Don’t Make Me Think, Revisited: A Common Sense Approach to Web Usability – Steve Krug
If there is one UX book I keep going back to, it has to be this one. Crisp (can be read in a plane ride, like the author says) and laid out with multiple examples and anecdotes, this book is a joy to dive into! A go-to read when it comes to understanding and implementing usability principles, it talks about how users navigate the web, and what their reading pattern is like, online. The parallels drawn between online behaviour and real life behaviour make you realise that you have to design keeping multiple user-personas in mind.
Grab your copy online – Don’t Make Me Think

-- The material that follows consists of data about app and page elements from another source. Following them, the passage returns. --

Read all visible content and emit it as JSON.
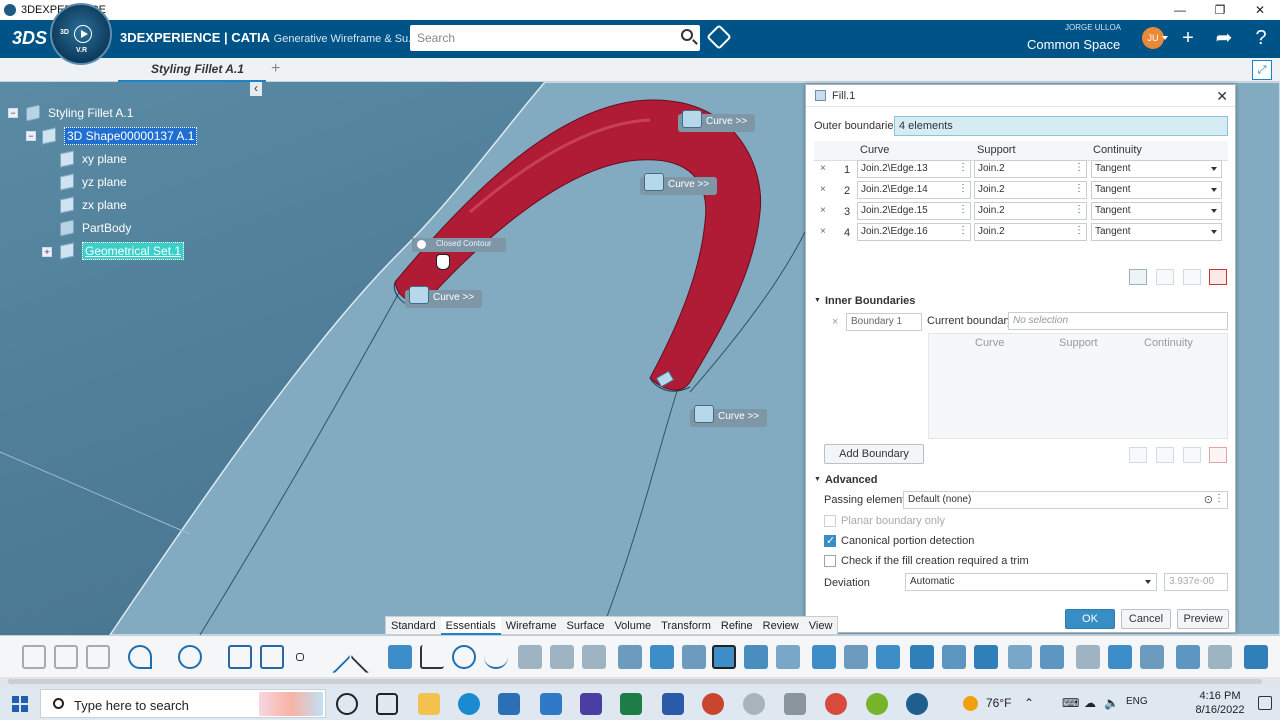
{
  "window": {
    "title": "3DEXPERIENCE",
    "minimize_glyph": "—",
    "restore_glyph": "❐",
    "close_glyph": "✕"
  },
  "header": {
    "logo_text": "3DS",
    "compass_3d": "3D",
    "compass_vr": "V.R",
    "brand_main": "3DEXPERIENCE | CATIA",
    "brand_sub": "Generative Wireframe & Su...",
    "search_placeholder": "Search",
    "user_name": "JORGE ULLOA",
    "space": "Common Space",
    "avatar_initials": "JU",
    "icons": [
      "tag-icon",
      "plus-icon",
      "share-icon",
      "help-icon"
    ],
    "accent_color": "#005386"
  },
  "tabs": {
    "active": "Styling Fillet A.1",
    "add_glyph": "+"
  },
  "tree": {
    "root": "Styling Fillet A.1",
    "shape": "3D Shape00000137 A.1",
    "children": [
      "xy plane",
      "yz plane",
      "zx plane",
      "PartBody",
      "Geometrical Set.1"
    ],
    "collapse_glyph": "‹"
  },
  "viewport": {
    "curve_label": "Curve >>",
    "closed_contour": "Closed Contour",
    "fill_color": "#b01b36",
    "surface_color": "#7fa8bf"
  },
  "dialog": {
    "title": "Fill.1",
    "outer_boundaries_label": "Outer boundaries",
    "outer_boundaries_value": "4 elements",
    "columns": [
      "Curve",
      "Support",
      "Continuity"
    ],
    "rows": [
      {
        "n": "1",
        "curve": "Join.2\\Edge.13",
        "support": "Join.2",
        "continuity": "Tangent"
      },
      {
        "n": "2",
        "curve": "Join.2\\Edge.14",
        "support": "Join.2",
        "continuity": "Tangent"
      },
      {
        "n": "3",
        "curve": "Join.2\\Edge.15",
        "support": "Join.2",
        "continuity": "Tangent"
      },
      {
        "n": "4",
        "curve": "Join.2\\Edge.16",
        "support": "Join.2",
        "continuity": "Tangent"
      }
    ],
    "inner_boundaries": "Inner Boundaries",
    "boundary_1": "Boundary 1",
    "current_boundary_label": "Current boundary",
    "current_boundary_placeholder": "No selection",
    "add_boundary": "Add Boundary",
    "advanced": "Advanced",
    "passing_elements_label": "Passing elements",
    "passing_elements_value": "Default (none)",
    "planar_boundary_only": "Planar boundary only",
    "canonical_detection": "Canonical portion detection",
    "check_trim": "Check if the fill creation required a trim",
    "deviation_label": "Deviation",
    "deviation_value": "Automatic",
    "deviation_number": "3.937e-00",
    "ok": "OK",
    "cancel": "Cancel",
    "preview": "Preview",
    "row_delete_glyph": "×",
    "kebab_glyph": "⋮",
    "close_glyph": "✕"
  },
  "command_tabs": [
    "Standard",
    "Essentials",
    "Wireframe",
    "Surface",
    "Volume",
    "Transform",
    "Refine",
    "Review",
    "View"
  ],
  "taskbar": {
    "search_text": "Type here to search",
    "temperature": "76°F",
    "time": "4:16 PM",
    "date": "8/16/2022",
    "tray_glyphs": [
      "⌃",
      "⌨",
      "☁",
      "🔈",
      "ENG"
    ]
  }
}
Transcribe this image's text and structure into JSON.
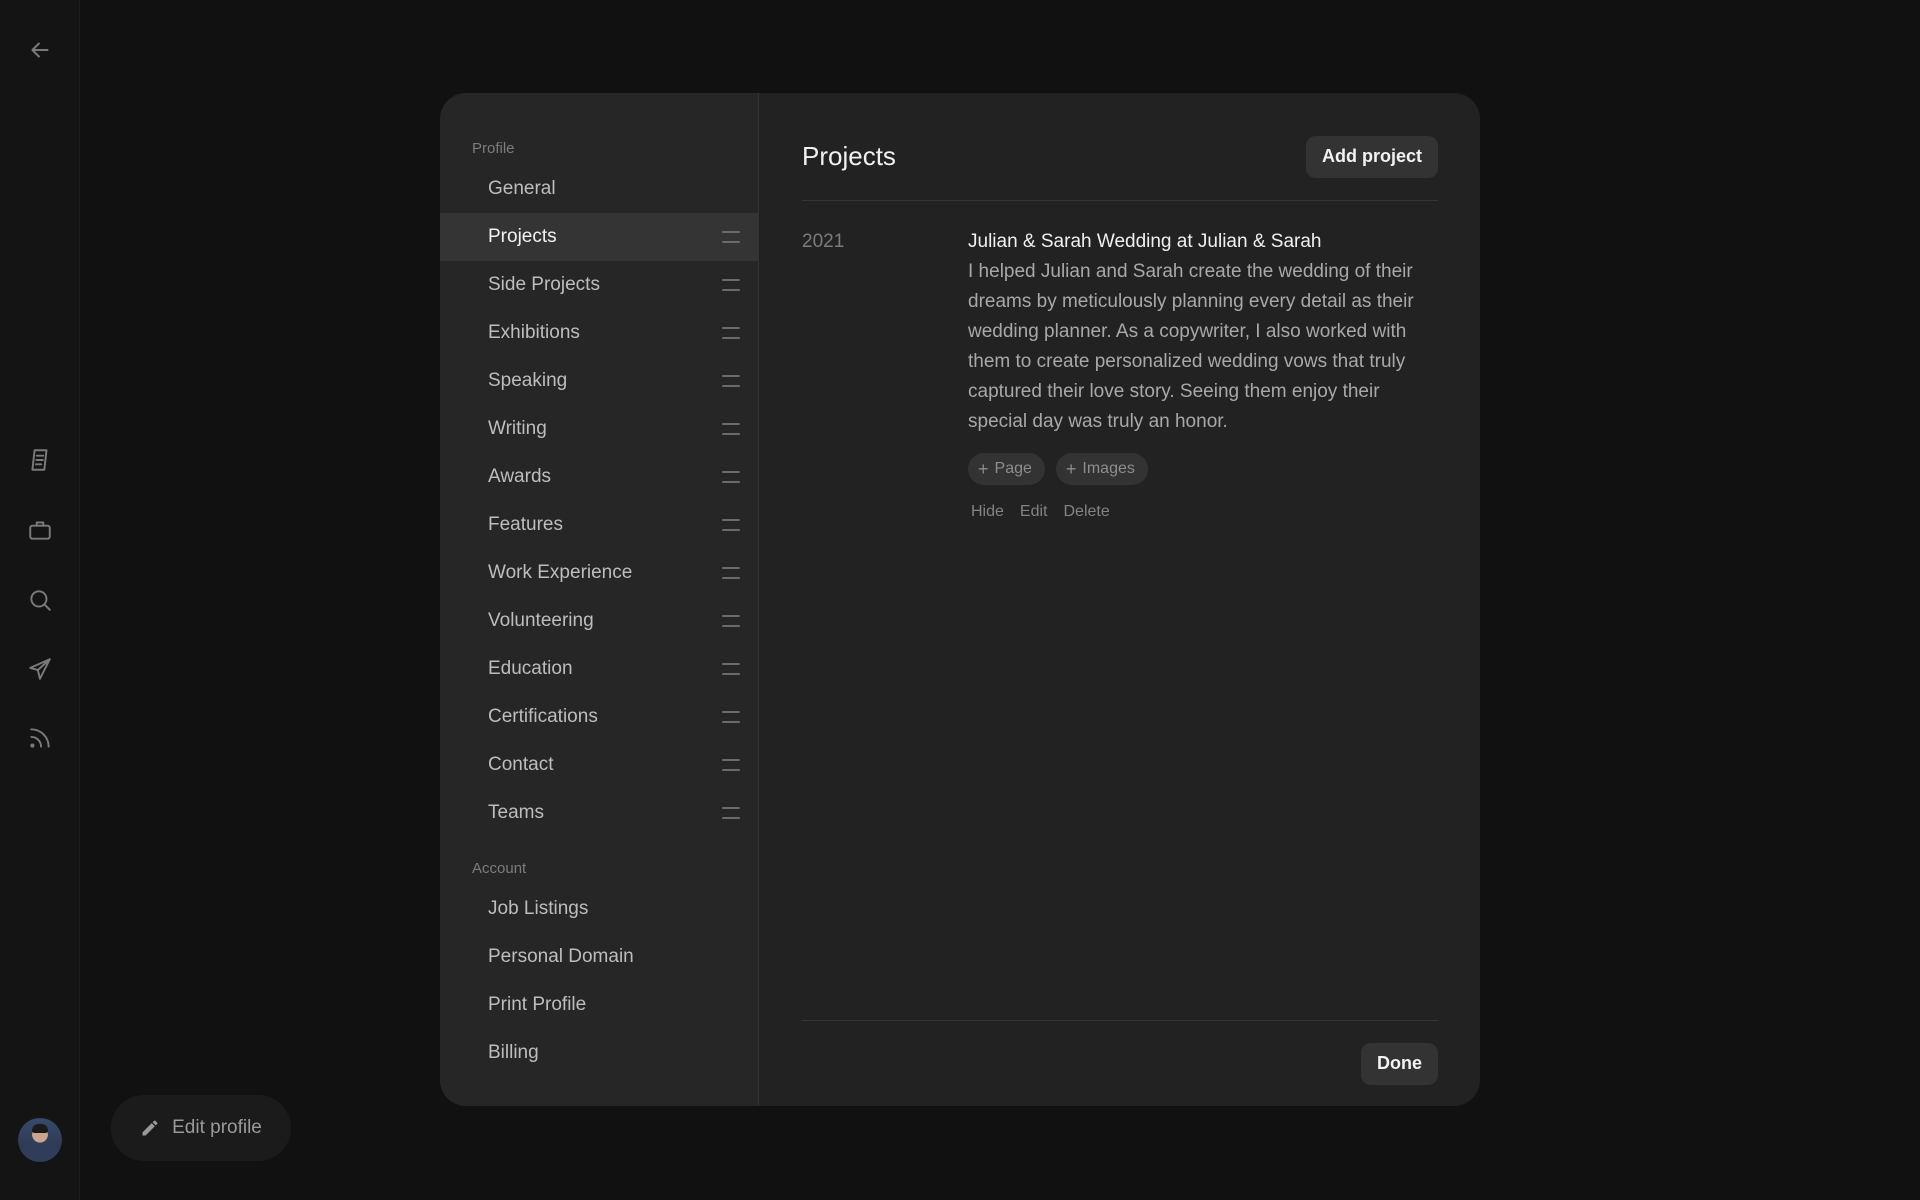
{
  "rail": {
    "icons": [
      "arrow-left-icon",
      "document-icon",
      "briefcase-icon",
      "search-icon",
      "send-icon",
      "rss-icon"
    ]
  },
  "edit_profile": {
    "label": "Edit profile",
    "icon": "pencil-icon"
  },
  "sidebar": {
    "profile_label": "Profile",
    "profile_items": [
      {
        "label": "General"
      },
      {
        "label": "Projects"
      },
      {
        "label": "Side Projects"
      },
      {
        "label": "Exhibitions"
      },
      {
        "label": "Speaking"
      },
      {
        "label": "Writing"
      },
      {
        "label": "Awards"
      },
      {
        "label": "Features"
      },
      {
        "label": "Work Experience"
      },
      {
        "label": "Volunteering"
      },
      {
        "label": "Education"
      },
      {
        "label": "Certifications"
      },
      {
        "label": "Contact"
      },
      {
        "label": "Teams"
      }
    ],
    "account_label": "Account",
    "account_items": [
      {
        "label": "Job Listings"
      },
      {
        "label": "Personal Domain"
      },
      {
        "label": "Print Profile"
      },
      {
        "label": "Billing"
      }
    ]
  },
  "main": {
    "title": "Projects",
    "add_label": "Add project",
    "entry": {
      "year": "2021",
      "title": "Julian & Sarah Wedding at Julian & Sarah",
      "description": "I helped Julian and Sarah create the wedding of their dreams by meticulously planning every detail as their wedding planner. As a copywriter, I also worked with them to create personalized wedding vows that truly captured their love story. Seeing them enjoy their special day was truly an honor.",
      "chips": [
        "Page",
        "Images"
      ],
      "actions": [
        "Hide",
        "Edit",
        "Delete"
      ]
    },
    "done_label": "Done"
  }
}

The Design of Everyday Things: Revised and Expanded Edition by Don Norman
If there is a book that changed how people viewed ‘UX Design’, it is this. It teaches you that design is everywhere – from a zip to a revolving door to your favourite E-Commerce website! And that revelation makes you realise how a simple design solution can bring about a big change in the lives of its users. The famous example of the ‘Norman Door’ that every design school teaches us about, comes from this book. To those who are unaware, it is an example of bad design – where you pull a door instead of pushing it. Haven’t most of us experienced that? There are many more real life examples in the book, which will inspire you to be better as a designer – to really observe your surroundings and fellow humans.
Grab your copy online – The Design of Everyday Things
Lean UX: Applying Lean Principles to Improve User Experience – Jeff Gothelf with Josh Seiden
In this book, the authors have explained in detail about what the term ‘Lean UX’ means and how you can incorporate this approach in your work culture for faster and more efficient results in UX design related tasks. It is inspired theories of Lean and Agile development, which is is based on the approach of iterative cycles – experimenting with design ideas and concepts, validation using real users and iterating the design based on the feedback and learnings. Based on close collaboration with other product team members, it provides insights into building a highly efficient team that follows the motto – Design. Test. Iterate.
Grab your copy online –Lean UX
Sprint: How to Solve Big Problems and Test New Ideas in Just Five Days by Jake Knapp, John Zeratsky and Brad Kowitz
This book talks about a 5 day step by step technique to solve problems and testing out new ideas. It is applicable to all work cultures – startups to large organizations. Penned by three partners at Google Ventures, the Sprint is a unique, five day process that has helped more than a hundred companies till date. The process is designed in a way that you move from concept to prototyping to the final decision within five days, helping you save hours of efforts and funds. This one is a must read for anyone in a fast-growing organization.
Grab your copy online – Sprint
Technically Wrong: Sexist Apps, Biased Algorithms, and Other Threats of Toxic Tech by Sara Wachter-Boettcher
Today, even the most basic daily activities are performed online – shopping for groceries, paying bills, etc. While it has definitely helped make the lives of people a lot easier, it has also opened up the web and other tech platforms to biases, ethical blunders and blind spots. Examples of these biases include sign up forms not recognising a gender other than male or female, the title ‘Doctor’ being considered as male, racial biases on tracking apps used by law enforcement organisations, Social media platforms showing you ‘happy memories’ of loved ones who are no more, racial and gender biases in the workplace, etc. Sara Wachter-Boettcher grabs the bull by the horns and demystifies this dark reality of the tech industry. A great commentary that is bound to make you think about the design decisions you make while designing tech products, truly keeping humans at the centre.
Grab your copy online – Technically Wrong